§ **Description of the task**
Filter the records for lines holding the string "在做账场景中".
━━━━━━━━
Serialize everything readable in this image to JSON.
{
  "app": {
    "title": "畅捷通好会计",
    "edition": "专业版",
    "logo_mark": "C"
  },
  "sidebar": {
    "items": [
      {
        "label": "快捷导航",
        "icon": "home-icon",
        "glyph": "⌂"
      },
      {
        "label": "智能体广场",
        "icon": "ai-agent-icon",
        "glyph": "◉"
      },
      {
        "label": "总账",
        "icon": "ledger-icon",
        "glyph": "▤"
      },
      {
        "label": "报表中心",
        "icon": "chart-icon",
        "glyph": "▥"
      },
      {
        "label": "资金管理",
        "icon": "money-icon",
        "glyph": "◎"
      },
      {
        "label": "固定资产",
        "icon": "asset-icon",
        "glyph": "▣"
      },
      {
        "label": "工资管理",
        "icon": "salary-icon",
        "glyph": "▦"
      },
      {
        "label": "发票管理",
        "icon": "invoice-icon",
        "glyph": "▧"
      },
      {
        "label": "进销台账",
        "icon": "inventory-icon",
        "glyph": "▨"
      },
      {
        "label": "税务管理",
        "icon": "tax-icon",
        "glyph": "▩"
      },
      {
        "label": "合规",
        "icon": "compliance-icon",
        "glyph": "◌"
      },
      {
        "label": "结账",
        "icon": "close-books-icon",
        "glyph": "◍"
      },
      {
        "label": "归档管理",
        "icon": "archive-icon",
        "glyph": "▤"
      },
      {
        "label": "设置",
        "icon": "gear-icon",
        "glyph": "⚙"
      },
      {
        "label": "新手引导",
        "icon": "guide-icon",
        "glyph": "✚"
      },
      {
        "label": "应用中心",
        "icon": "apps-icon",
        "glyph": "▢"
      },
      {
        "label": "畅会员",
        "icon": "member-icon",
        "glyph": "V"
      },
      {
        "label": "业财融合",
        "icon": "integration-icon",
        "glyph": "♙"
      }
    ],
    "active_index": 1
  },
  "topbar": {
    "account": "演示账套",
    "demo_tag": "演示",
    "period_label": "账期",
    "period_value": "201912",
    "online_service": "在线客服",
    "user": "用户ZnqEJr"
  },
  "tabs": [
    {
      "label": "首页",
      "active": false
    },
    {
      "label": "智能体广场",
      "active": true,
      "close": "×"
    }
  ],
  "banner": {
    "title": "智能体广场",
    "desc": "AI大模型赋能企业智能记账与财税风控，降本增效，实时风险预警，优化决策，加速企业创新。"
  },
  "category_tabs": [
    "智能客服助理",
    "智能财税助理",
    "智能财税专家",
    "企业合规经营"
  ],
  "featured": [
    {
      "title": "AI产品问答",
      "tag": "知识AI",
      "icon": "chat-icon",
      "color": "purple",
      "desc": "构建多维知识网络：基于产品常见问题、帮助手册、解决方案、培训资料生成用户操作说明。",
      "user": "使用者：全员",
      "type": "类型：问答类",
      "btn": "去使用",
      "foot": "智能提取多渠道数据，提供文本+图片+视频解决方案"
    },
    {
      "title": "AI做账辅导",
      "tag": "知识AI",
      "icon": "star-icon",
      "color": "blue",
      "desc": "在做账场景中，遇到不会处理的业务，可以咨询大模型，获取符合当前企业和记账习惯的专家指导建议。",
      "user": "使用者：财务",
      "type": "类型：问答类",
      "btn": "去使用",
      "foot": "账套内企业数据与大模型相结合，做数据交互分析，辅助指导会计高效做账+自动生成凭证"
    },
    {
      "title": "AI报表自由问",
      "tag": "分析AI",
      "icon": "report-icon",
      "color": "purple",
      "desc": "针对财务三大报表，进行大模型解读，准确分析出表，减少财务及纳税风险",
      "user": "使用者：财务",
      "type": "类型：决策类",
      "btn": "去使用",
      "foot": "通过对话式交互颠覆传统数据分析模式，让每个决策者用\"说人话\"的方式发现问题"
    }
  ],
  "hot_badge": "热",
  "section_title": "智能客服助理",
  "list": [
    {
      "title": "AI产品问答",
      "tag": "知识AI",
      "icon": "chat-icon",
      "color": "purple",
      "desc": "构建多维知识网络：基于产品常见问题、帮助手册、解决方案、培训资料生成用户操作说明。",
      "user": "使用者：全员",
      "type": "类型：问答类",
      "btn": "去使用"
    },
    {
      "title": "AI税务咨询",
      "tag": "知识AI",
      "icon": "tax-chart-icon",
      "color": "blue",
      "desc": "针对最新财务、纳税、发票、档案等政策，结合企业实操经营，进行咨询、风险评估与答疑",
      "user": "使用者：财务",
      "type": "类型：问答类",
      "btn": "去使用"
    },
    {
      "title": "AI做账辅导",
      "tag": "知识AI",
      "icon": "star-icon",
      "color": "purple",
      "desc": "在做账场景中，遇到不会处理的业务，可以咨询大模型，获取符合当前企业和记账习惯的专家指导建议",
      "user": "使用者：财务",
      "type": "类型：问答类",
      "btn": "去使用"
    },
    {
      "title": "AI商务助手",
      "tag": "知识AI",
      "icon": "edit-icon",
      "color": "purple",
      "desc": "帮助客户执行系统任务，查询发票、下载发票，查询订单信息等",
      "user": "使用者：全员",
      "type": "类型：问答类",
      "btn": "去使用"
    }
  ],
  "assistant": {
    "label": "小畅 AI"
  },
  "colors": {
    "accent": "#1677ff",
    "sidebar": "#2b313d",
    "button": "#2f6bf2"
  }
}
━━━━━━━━
§ **Exercise response**
      "desc": "在做账场景中，遇到不会处理的业务，可以咨询大模型，获取符合当前企业和记账习惯的专家指导建议。",
      "desc": "在做账场景中，遇到不会处理的业务，可以咨询大模型，获取符合当前企业和记账习惯的专家指导建议",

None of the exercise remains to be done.